The inaugural Council of Southern African Football Associations (COSAFA) Beach Soccer tournament will be held in Roche Caiman, Seychelles from April 9-11 as the region’s best take to the sand with the goal of being crowned champions.
The event, which is set to become part of the annual COSAFA fixture schedule, will feature six teams, including guest nation United Arab Emirates.
Hosts Seychelles will also be joined by South Africa, Madagascar, Malawi and Mauritius over three days of competition ahead of the Confederation of African Football (CAF) championship that will be held at the same venue from April 14-19.
That eight-team CAF tournament will feature two COSAFA countries, hosts Seychelles and Madagascar, who recently ousted South Africa from the qualifiers.
Beach soccer has grown in popularity around the world, with the next FIFA Beach Soccer World Cup to be played in Portugal later this year.
Brazil have dominated the game in the last two decades, bagging 13 of the 17 World Cup to have been played so far.
South Africa are the only COSAFA nation to have appeared at the World Cup before, in 1999 and 2005, but Seychelles and Madagascar will hope to change that with the two finalists at the CAF Beach Soccer Championship this year earning a place in Portugal.
That is why the COSAFA event is so important in that it will give them the perfect preparation for the continental finals.
“Beach soccer has seen an explosion of interest in recent years and as COSAFA we are delighted to host our first championship in this popular form of the game. We aim to make it an annual event and help to grow the popularity of the sport to even greater heights so that we can develop talent from the region and compete on the global stage,” says Suketu Patel, President of COSAFA.
“Seychelles is the perfect host for this first tournament and will provide them with experience ahead of the CAF Championship to be held just a few days later. There can be few better settings around the world for such a tournament.”
Beach soccer is a five-a-side game, which includes a goalkeeper, with a maximum of five additional substitutes on the sidelines.
Unlike association football, teams can make as many substitutions as they like, swapping players in and out of the game at their discretion.
A match is 12 minutes long, but split into three equal four-minute periods. If the score is level after regulation time, three minutes of extra-time will be played and if still level after that, a penalty shoot-out takes place.

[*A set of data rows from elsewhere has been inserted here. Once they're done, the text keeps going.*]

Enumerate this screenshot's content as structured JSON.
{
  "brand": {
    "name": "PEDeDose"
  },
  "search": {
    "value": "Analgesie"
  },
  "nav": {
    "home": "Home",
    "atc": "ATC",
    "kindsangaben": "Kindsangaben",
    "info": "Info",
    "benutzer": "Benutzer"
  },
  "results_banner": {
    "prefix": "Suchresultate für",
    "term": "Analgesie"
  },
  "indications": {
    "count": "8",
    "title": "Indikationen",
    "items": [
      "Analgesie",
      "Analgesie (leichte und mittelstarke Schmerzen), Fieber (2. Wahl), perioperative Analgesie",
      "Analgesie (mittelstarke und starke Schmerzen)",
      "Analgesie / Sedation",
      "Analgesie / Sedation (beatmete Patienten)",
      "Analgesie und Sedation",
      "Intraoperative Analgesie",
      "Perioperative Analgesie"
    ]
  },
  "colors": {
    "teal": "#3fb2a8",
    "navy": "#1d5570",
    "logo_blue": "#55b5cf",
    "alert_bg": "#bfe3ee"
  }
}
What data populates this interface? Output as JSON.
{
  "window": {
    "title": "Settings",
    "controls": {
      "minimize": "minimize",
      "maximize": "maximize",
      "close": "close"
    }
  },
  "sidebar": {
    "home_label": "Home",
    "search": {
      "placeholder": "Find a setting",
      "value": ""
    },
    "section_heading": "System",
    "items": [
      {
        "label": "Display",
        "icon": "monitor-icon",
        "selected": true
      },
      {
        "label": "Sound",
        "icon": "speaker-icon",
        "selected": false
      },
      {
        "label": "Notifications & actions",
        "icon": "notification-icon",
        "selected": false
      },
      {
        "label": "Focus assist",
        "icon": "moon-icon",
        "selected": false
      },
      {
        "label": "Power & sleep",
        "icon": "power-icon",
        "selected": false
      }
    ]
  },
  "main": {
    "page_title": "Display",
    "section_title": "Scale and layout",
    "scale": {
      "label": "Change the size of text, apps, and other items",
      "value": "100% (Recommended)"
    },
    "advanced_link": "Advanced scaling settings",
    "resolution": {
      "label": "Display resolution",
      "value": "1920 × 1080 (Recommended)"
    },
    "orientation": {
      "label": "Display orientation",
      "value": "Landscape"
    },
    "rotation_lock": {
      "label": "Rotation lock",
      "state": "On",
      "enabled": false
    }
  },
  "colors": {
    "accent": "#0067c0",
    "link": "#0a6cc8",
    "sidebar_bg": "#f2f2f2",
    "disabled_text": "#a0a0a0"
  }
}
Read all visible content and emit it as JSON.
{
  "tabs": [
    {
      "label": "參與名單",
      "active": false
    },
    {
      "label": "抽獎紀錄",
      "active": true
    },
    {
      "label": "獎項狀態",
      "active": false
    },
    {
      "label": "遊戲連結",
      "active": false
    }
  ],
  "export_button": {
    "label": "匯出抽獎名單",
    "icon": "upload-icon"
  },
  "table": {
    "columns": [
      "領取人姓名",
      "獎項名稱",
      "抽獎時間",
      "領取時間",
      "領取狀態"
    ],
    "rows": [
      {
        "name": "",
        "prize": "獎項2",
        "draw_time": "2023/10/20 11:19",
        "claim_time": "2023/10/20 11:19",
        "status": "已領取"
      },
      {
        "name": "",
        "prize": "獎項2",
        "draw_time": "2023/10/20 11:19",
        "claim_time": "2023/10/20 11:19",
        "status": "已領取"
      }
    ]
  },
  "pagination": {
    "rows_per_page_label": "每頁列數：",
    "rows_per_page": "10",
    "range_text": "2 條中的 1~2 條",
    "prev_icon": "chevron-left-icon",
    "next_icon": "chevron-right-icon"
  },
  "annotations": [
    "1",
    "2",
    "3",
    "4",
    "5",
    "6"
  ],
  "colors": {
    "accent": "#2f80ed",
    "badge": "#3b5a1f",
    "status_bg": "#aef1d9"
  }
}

If a player receives a yellow card, he must spend two minutes on the sidelines before returning to the action.